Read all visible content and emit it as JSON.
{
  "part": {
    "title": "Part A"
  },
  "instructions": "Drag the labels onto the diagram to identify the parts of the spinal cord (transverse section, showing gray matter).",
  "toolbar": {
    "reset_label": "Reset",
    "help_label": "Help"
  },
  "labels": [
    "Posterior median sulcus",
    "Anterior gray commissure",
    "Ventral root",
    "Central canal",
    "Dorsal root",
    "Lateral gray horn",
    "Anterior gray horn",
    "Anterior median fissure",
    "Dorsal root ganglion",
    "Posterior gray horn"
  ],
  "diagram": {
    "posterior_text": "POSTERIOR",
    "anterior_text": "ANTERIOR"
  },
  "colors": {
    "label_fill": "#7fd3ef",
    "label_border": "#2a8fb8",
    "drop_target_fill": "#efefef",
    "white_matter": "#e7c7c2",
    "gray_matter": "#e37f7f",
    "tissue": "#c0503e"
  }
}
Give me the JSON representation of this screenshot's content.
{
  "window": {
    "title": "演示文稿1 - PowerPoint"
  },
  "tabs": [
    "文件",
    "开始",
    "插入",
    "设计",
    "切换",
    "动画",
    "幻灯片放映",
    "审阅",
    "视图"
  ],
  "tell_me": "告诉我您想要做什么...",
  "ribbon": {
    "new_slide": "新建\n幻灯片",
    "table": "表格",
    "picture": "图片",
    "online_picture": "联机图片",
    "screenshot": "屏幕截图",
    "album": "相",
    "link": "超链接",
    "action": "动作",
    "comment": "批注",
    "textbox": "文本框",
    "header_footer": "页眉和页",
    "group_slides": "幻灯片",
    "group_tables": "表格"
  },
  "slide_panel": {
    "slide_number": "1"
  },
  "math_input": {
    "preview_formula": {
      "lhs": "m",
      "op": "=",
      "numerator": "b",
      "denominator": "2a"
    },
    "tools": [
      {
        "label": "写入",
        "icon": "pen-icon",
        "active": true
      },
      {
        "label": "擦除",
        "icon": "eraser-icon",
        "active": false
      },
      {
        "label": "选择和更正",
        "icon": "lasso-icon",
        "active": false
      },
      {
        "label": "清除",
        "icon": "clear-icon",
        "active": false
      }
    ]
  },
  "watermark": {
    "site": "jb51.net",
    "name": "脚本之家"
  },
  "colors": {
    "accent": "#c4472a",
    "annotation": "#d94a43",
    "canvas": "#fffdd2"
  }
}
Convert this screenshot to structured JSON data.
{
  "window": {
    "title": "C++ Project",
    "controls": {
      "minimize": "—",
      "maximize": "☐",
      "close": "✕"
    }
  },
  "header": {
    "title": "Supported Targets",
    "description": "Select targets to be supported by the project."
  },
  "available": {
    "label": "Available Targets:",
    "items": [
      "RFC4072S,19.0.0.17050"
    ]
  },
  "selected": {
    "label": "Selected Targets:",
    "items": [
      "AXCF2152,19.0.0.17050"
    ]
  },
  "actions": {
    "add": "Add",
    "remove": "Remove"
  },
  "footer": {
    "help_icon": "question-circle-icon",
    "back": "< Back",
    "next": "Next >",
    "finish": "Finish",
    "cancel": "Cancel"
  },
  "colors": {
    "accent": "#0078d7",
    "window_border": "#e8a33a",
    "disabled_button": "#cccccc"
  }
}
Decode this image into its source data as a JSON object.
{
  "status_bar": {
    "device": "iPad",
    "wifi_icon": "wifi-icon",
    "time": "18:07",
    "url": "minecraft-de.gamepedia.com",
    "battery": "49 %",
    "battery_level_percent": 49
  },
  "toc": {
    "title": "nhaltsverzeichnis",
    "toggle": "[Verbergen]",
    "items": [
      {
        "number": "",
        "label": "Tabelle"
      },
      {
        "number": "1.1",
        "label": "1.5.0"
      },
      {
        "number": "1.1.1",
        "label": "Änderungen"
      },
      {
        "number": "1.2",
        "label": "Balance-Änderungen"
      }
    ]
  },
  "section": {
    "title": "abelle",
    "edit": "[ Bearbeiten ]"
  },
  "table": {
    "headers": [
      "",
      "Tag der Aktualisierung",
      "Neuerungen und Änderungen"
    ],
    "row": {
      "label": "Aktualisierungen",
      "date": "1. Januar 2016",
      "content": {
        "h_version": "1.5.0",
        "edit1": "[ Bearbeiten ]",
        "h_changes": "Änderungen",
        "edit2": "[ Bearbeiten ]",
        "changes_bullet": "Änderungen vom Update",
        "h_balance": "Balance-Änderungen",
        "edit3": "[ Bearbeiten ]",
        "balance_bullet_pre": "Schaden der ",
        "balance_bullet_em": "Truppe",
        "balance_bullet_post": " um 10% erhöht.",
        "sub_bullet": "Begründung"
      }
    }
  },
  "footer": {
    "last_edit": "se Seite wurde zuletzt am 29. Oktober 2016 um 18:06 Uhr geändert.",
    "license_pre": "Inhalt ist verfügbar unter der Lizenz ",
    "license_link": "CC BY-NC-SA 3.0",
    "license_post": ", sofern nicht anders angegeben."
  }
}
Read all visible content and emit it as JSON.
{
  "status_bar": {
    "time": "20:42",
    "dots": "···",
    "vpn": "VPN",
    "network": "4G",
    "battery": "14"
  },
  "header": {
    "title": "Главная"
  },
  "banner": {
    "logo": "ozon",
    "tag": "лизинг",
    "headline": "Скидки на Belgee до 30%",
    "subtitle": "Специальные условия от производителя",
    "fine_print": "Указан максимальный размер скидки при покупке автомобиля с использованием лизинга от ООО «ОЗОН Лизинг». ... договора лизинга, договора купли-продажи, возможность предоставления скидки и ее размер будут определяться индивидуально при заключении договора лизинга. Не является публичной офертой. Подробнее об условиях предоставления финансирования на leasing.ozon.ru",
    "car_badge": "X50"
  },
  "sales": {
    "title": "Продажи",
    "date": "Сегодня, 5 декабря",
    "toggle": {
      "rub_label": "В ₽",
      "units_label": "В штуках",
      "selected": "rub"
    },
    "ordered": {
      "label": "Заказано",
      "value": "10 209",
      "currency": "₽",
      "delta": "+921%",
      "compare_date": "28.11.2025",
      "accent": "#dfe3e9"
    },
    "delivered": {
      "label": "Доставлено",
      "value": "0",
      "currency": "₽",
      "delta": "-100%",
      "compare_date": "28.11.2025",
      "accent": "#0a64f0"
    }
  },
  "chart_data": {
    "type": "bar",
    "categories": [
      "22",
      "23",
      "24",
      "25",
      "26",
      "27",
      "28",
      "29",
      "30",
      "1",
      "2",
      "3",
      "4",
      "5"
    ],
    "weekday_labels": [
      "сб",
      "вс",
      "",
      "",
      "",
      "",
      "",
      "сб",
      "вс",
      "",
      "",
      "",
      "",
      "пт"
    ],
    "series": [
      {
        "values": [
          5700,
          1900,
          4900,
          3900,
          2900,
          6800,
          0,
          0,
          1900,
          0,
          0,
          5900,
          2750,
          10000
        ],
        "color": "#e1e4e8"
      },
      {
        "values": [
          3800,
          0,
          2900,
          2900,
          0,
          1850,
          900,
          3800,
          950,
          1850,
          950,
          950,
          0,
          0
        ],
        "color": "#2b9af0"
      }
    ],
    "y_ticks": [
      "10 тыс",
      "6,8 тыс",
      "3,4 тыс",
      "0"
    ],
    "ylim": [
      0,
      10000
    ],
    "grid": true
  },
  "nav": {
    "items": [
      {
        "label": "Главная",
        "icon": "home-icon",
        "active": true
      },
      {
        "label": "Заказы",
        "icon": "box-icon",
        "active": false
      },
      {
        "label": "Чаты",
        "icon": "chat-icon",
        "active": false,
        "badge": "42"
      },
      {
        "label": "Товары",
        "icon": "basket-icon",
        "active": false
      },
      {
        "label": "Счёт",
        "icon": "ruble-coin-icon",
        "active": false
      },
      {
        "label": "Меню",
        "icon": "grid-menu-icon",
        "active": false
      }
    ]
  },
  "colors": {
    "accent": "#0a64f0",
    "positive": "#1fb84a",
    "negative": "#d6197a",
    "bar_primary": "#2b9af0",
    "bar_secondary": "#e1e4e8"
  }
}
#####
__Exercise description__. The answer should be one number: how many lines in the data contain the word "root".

__Result of this task__. 3